[Material for this task — start]

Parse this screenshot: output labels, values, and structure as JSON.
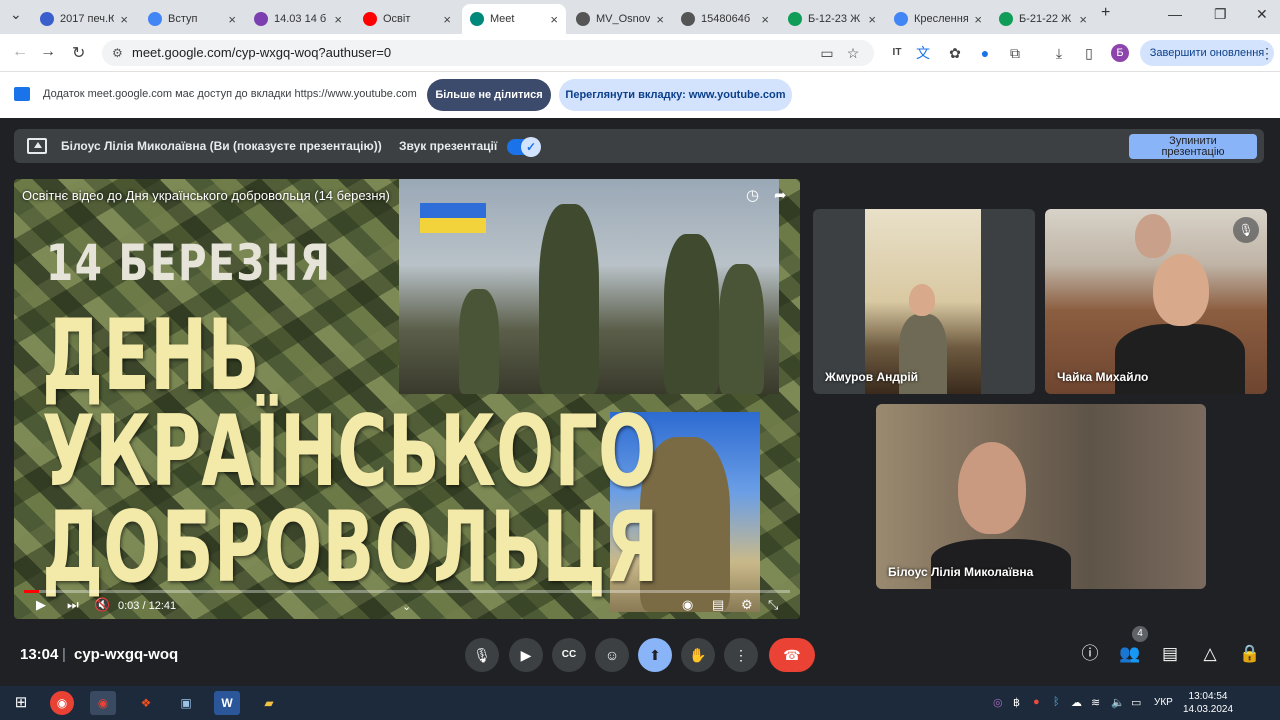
{
  "browser": {
    "tabs": [
      {
        "title": "2017 печ.Ю",
        "color": "#3a5fcd",
        "active": false
      },
      {
        "title": "Вступ",
        "color": "#4285f4",
        "active": false
      },
      {
        "title": "14.03 14 б",
        "color": "#7b3fb0",
        "active": false
      },
      {
        "title": "Освіт",
        "color": "#ff0000",
        "active": false
      },
      {
        "title": "Meet",
        "color": "#00897b",
        "active": true
      },
      {
        "title": "MV_Osnov",
        "color": "#555555",
        "active": false
      },
      {
        "title": "1548064б",
        "color": "#555555",
        "active": false
      },
      {
        "title": "Б-12-23 Ж",
        "color": "#0f9d58",
        "active": false
      },
      {
        "title": "Креслення",
        "color": "#4285f4",
        "active": false
      },
      {
        "title": "Б-21-22 Ж",
        "color": "#0f9d58",
        "active": false
      }
    ],
    "new_tab": "+",
    "url": "meet.google.com/cyp-wxgq-woq?authuser=0",
    "update_button": "Завершити оновлення",
    "profile_initial": "Б"
  },
  "share_notice": {
    "message": "Додаток meet.google.com має доступ до вкладки https://www.youtube.com",
    "stop_sharing": "Більше не ділитися",
    "view_tab": "Переглянути вкладку: www.youtube.com"
  },
  "presenting_bar": {
    "presenter_text": "Білоус Лілія Миколаївна (Ви (показуєте презентацію))",
    "sound_label": "Звук презентації",
    "sound_on": true,
    "stop_button_line1": "Зупинити",
    "stop_button_line2": "презентацію"
  },
  "video": {
    "title": "Освітнє відео до Дня українського добровольця (14 березня)",
    "date_text": "14 БЕРЕЗНЯ",
    "line1": "ДЕНЬ",
    "line2": "УКРАЇНСЬКОГО",
    "line3": "ДОБРОВОЛЬЦЯ",
    "time": "0:03 / 12:41",
    "progress": 0.004
  },
  "participants": [
    {
      "name": "Жмуров Андрій",
      "muted": false
    },
    {
      "name": "Чайка Михайло",
      "muted": true
    },
    {
      "name": "Білоус Лілія Миколаївна",
      "muted": false
    }
  ],
  "meeting": {
    "clock": "13:04",
    "separator": "|",
    "code": "cyp-wxgq-woq",
    "people_count": "4"
  },
  "taskbar": {
    "language": "УКР",
    "time": "13:04:54",
    "date": "14.03.2024"
  }
}
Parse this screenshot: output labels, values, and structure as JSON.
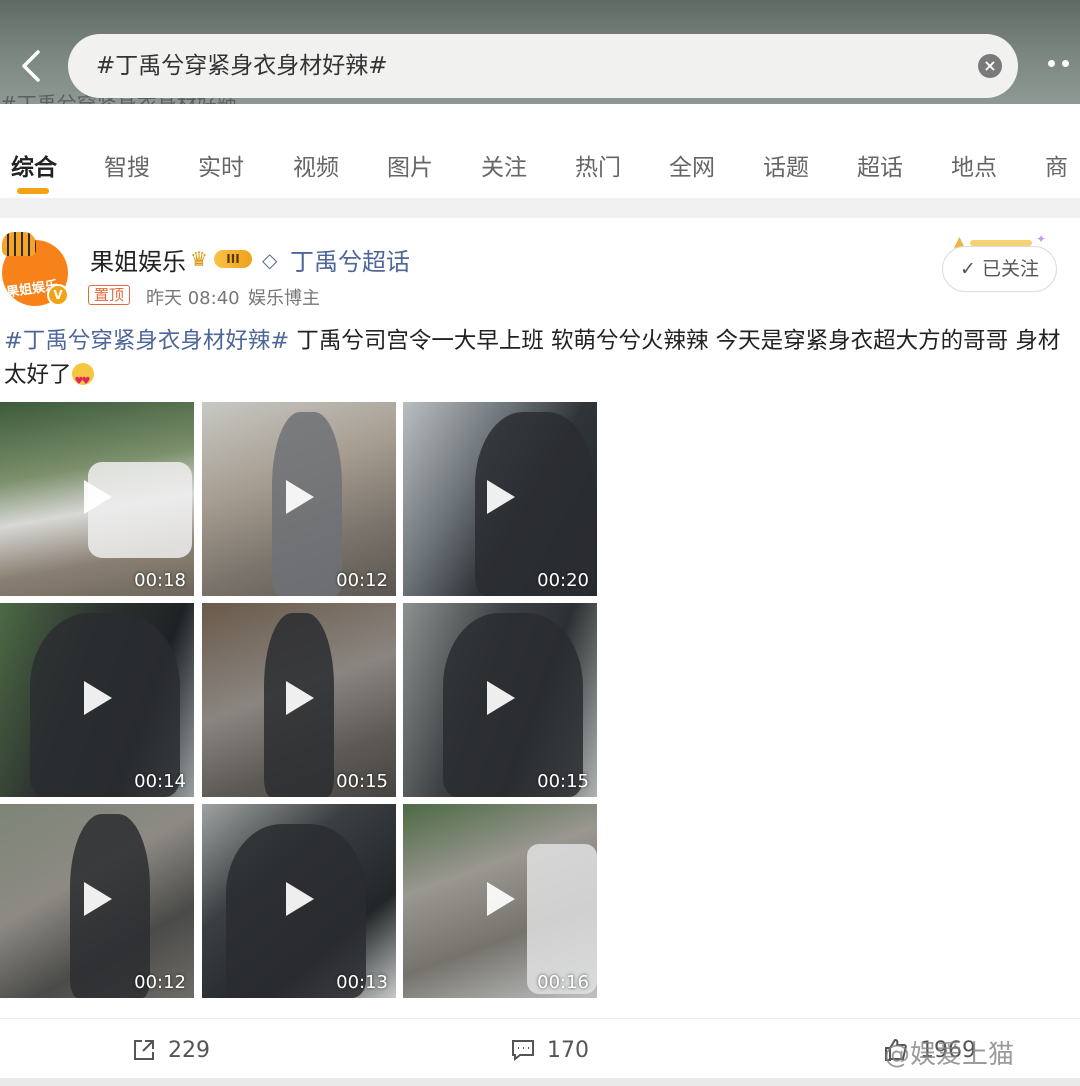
{
  "search": {
    "query": "#丁禹兮穿紧身衣身材好辣#",
    "clear_icon": "close-circle-icon",
    "background_text": "#丁禹兮穿紧身衣身材好辣"
  },
  "tabs": [
    {
      "label": "综合",
      "active": true
    },
    {
      "label": "智搜"
    },
    {
      "label": "实时"
    },
    {
      "label": "视频"
    },
    {
      "label": "图片"
    },
    {
      "label": "关注"
    },
    {
      "label": "热门"
    },
    {
      "label": "全网"
    },
    {
      "label": "话题"
    },
    {
      "label": "超话"
    },
    {
      "label": "地点"
    },
    {
      "label": "商"
    }
  ],
  "post": {
    "author": "果姐娱乐",
    "avatar_text": "果姐娱乐",
    "level_badge": "III",
    "supertopic": "丁禹兮超话",
    "pinned_label": "置顶",
    "time": "昨天 08:40",
    "role": "娱乐博主",
    "follow_label": "✓ 已关注",
    "hashtag": "#丁禹兮穿紧身衣身材好辣#",
    "text": " 丁禹兮司宫令一大早上班 软萌兮兮火辣辣 今天是穿紧身衣超大方的哥哥 身材太好了",
    "videos": [
      {
        "duration": "00:18"
      },
      {
        "duration": "00:12"
      },
      {
        "duration": "00:20"
      },
      {
        "duration": "00:14"
      },
      {
        "duration": "00:15"
      },
      {
        "duration": "00:15"
      },
      {
        "duration": "00:12"
      },
      {
        "duration": "00:13"
      },
      {
        "duration": "00:16"
      }
    ],
    "reposts": "229",
    "comments": "170",
    "likes": "1969"
  },
  "watermark": "@娱爱上猫",
  "colors": {
    "accent": "#f1a313",
    "link": "#4f6798",
    "pin": "#e36c3d"
  }
}
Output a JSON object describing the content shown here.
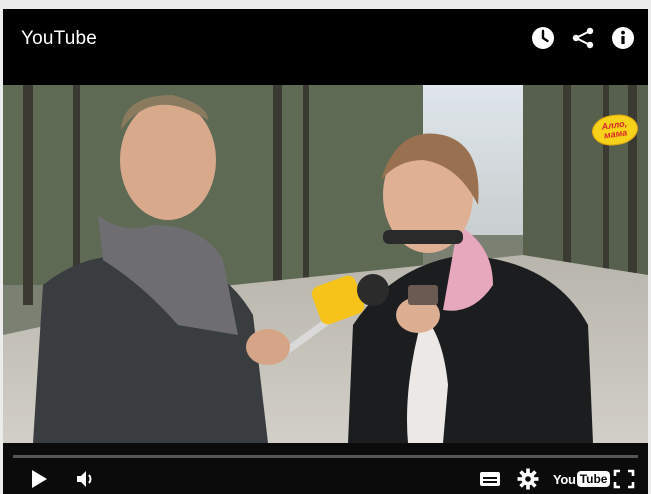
{
  "player": {
    "title": "YouTube",
    "top_icons": [
      "watch-later-icon",
      "share-icon",
      "info-icon"
    ],
    "watermark_text": "Алло, мама",
    "progress": 0.0,
    "controls": {
      "left": [
        "play-icon",
        "volume-icon"
      ],
      "right": [
        "captions-icon",
        "settings-icon",
        "youtube-logo",
        "fullscreen-icon"
      ]
    },
    "logo": {
      "you": "You",
      "tube": "Tube"
    }
  },
  "colors": {
    "bar_bg": "#000000",
    "accent_red": "#cc181e",
    "watermark_yellow": "#f7d21a",
    "watermark_text": "#d8262a"
  }
}
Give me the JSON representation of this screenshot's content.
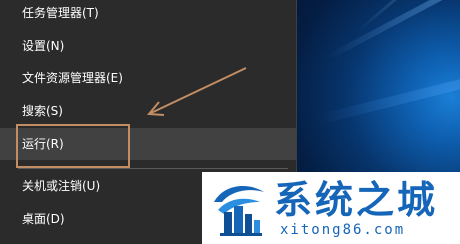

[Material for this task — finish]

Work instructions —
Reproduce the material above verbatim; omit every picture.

Output of the exercise —
Parse this screenshot: output labels, values, and structure as JSON.
{
  "browser": {
    "tabs": [
      {
        "title": "2017 печ.Ю",
        "color": "#3a5fcd",
        "active": false
      },
      {
        "title": "Вступ",
        "color": "#4285f4",
        "active": false
      },
      {
        "title": "14.03 14 б",
        "color": "#7b3fb0",
        "active": false
      },
      {
        "title": "Освіт",
        "color": "#ff0000",
        "active": false
      },
      {
        "title": "Meet",
        "color": "#00897b",
        "active": true
      },
      {
        "title": "MV_Osnov",
        "color": "#555555",
        "active": false
      },
      {
        "title": "1548064б",
        "color": "#555555",
        "active": false
      },
      {
        "title": "Б-12-23 Ж",
        "color": "#0f9d58",
        "active": false
      },
      {
        "title": "Креслення",
        "color": "#4285f4",
        "active": false
      },
      {
        "title": "Б-21-22 Ж",
        "color": "#0f9d58",
        "active": false
      }
    ],
    "new_tab": "+",
    "url": "meet.google.com/cyp-wxgq-woq?authuser=0",
    "update_button": "Завершити оновлення",
    "profile_initial": "Б"
  },
  "share_notice": {
    "message": "Додаток meet.google.com має доступ до вкладки https://www.youtube.com",
    "stop_sharing": "Більше не ділитися",
    "view_tab": "Переглянути вкладку: www.youtube.com"
  },
  "presenting_bar": {
    "presenter_text": "Білоус Лілія Миколаївна (Ви (показуєте презентацію))",
    "sound_label": "Звук презентації",
    "sound_on": true,
    "stop_button_line1": "Зупинити",
    "stop_button_line2": "презентацію"
  },
  "video": {
    "title": "Освітнє відео до Дня українського добровольця (14 березня)",
    "date_text": "14 БЕРЕЗНЯ",
    "line1": "ДЕНЬ",
    "line2": "УКРАЇНСЬКОГО",
    "line3": "ДОБРОВОЛЬЦЯ",
    "time": "0:03 / 12:41",
    "progress": 0.004
  },
  "participants": [
    {
      "name": "Жмуров Андрій",
      "muted": false
    },
    {
      "name": "Чайка Михайло",
      "muted": true
    },
    {
      "name": "Білоус Лілія Миколаївна",
      "muted": false
    }
  ],
  "meeting": {
    "clock": "13:04",
    "separator": "|",
    "code": "cyp-wxgq-woq",
    "people_count": "4"
  },
  "taskbar": {
    "language": "УКР",
    "time": "13:04:54",
    "date": "14.03.2024"
  }
}
Parse this screenshot: output labels, values, and structure as JSON.
{
  "search": {
    "query": "#丁禹兮穿紧身衣身材好辣#",
    "clear_icon": "close-circle-icon",
    "background_text": "#丁禹兮穿紧身衣身材好辣"
  },
  "tabs": [
    {
      "label": "综合",
      "active": true
    },
    {
      "label": "智搜"
    },
    {
      "label": "实时"
    },
    {
      "label": "视频"
    },
    {
      "label": "图片"
    },
    {
      "label": "关注"
    },
    {
      "label": "热门"
    },
    {
      "label": "全网"
    },
    {
      "label": "话题"
    },
    {
      "label": "超话"
    },
    {
      "label": "地点"
    },
    {
      "label": "商"
    }
  ],
  "post": {
    "author": "果姐娱乐",
    "avatar_text": "果姐娱乐",
    "level_badge": "III",
    "supertopic": "丁禹兮超话",
    "pinned_label": "置顶",
    "time": "昨天 08:40",
    "role": "娱乐博主",
    "follow_label": "✓ 已关注",
    "hashtag": "#丁禹兮穿紧身衣身材好辣#",
    "text": " 丁禹兮司宫令一大早上班 软萌兮兮火辣辣 今天是穿紧身衣超大方的哥哥 身材太好了",
    "videos": [
      {
        "duration": "00:18"
      },
      {
        "duration": "00:12"
      },
      {
        "duration": "00:20"
      },
      {
        "duration": "00:14"
      },
      {
        "duration": "00:15"
      },
      {
        "duration": "00:15"
      },
      {
        "duration": "00:12"
      },
      {
        "duration": "00:13"
      },
      {
        "duration": "00:16"
      }
    ],
    "reposts": "229",
    "comments": "170",
    "likes": "1969"
  },
  "watermark": "@娱爱上猫",
  "colors": {
    "accent": "#f1a313",
    "link": "#4f6798",
    "pin": "#e36c3d"
  }
}
Output a JSON object describing the content shown here.
{
  "player": {
    "title": "YouTube",
    "top_icons": [
      "watch-later-icon",
      "share-icon",
      "info-icon"
    ],
    "watermark_text": "Алло, мама",
    "progress": 0.0,
    "controls": {
      "left": [
        "play-icon",
        "volume-icon"
      ],
      "right": [
        "captions-icon",
        "settings-icon",
        "youtube-logo",
        "fullscreen-icon"
      ]
    },
    "logo": {
      "you": "You",
      "tube": "Tube"
    }
  },
  "colors": {
    "bar_bg": "#000000",
    "accent_red": "#cc181e",
    "watermark_yellow": "#f7d21a",
    "watermark_text": "#d8262a"
  }
}
Give me the JSON representation of this screenshot's content.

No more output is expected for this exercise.